===== SOURCE DATA =====
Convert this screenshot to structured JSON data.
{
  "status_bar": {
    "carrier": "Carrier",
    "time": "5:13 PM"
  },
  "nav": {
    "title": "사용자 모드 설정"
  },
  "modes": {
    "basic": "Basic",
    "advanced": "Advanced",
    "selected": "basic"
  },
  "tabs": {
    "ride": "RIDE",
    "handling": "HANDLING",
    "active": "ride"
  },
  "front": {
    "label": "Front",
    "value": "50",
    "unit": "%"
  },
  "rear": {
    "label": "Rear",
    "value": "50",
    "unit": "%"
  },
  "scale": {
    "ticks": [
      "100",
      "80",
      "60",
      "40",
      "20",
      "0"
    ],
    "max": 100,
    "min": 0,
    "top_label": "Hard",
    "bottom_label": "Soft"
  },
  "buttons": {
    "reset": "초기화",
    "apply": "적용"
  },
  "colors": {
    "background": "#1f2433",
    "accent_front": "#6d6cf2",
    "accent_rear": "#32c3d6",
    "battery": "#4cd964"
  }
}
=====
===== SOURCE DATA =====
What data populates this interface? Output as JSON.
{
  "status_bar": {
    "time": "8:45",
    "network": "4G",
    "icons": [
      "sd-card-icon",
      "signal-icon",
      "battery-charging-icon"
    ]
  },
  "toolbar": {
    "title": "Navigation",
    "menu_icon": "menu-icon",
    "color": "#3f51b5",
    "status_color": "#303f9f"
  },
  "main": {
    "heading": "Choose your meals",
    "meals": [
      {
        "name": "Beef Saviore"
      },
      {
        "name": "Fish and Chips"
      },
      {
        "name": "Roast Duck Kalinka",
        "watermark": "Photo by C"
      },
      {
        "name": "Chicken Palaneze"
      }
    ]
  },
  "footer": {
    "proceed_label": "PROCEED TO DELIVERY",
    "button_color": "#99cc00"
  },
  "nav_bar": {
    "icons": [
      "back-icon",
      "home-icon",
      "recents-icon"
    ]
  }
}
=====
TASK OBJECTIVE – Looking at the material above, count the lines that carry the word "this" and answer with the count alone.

WRITTEN ANSWER – 2